Only the lines holding "suffix" are wanted. Copy every one from the records below.

■ ■ ■ ■ ■ ■ ■

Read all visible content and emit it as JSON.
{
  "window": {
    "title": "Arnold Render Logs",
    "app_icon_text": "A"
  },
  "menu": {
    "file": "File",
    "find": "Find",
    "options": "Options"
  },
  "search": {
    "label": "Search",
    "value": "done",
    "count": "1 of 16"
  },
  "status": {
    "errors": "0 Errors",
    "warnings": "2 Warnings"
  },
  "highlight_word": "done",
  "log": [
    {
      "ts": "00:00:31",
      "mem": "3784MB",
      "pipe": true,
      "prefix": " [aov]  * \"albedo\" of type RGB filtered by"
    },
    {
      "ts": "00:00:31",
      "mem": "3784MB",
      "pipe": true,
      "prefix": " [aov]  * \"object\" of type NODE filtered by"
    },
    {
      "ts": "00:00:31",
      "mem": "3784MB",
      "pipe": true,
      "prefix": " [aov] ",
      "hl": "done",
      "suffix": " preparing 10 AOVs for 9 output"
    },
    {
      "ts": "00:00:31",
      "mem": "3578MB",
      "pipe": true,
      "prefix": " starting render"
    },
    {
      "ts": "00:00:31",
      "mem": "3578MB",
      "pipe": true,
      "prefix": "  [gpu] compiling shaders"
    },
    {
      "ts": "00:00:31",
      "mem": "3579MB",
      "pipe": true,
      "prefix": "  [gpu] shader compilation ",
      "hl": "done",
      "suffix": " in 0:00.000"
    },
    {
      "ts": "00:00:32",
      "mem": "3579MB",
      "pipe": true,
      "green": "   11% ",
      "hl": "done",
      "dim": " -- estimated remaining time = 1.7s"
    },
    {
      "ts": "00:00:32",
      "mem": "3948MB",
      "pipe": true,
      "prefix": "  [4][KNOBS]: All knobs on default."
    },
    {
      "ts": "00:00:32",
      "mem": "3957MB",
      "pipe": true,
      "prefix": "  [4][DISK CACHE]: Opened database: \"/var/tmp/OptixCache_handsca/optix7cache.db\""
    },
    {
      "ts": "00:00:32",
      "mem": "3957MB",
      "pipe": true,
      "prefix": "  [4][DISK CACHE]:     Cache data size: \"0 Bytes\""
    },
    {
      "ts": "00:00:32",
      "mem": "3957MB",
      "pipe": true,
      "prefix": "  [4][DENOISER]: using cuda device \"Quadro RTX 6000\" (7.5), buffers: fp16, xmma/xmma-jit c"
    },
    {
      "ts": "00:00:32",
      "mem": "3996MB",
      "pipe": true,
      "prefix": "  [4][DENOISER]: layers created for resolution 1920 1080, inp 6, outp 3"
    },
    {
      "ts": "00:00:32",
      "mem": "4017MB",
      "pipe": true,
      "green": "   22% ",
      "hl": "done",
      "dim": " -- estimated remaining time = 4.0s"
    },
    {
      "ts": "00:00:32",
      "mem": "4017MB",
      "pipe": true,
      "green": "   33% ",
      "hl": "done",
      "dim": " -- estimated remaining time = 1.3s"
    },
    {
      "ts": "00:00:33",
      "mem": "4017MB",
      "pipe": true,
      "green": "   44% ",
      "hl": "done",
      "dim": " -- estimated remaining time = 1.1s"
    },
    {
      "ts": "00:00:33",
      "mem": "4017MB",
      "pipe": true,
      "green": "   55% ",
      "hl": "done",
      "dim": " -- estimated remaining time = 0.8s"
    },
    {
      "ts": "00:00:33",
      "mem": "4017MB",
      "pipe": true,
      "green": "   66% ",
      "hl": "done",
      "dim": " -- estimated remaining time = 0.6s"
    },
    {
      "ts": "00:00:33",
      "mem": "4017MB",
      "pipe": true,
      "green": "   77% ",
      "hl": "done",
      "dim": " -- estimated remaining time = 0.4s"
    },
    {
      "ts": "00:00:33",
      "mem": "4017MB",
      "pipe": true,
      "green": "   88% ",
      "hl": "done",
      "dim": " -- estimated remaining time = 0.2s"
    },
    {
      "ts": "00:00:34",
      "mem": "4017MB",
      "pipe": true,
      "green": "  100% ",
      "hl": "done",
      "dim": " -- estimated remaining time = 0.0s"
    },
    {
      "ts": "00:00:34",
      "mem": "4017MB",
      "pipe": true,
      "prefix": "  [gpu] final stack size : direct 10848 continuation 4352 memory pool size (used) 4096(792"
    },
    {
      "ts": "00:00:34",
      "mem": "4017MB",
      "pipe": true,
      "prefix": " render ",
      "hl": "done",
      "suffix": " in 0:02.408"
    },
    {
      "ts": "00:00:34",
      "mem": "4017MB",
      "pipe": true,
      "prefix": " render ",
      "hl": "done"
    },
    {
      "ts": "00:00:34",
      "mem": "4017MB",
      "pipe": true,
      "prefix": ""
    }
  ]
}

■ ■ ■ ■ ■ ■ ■

WRITTEN ANSWER =>
      "suffix": " preparing 10 AOVs for 9 output"
      "suffix": " in 0:00.000"
      "suffix": " in 0:02.408"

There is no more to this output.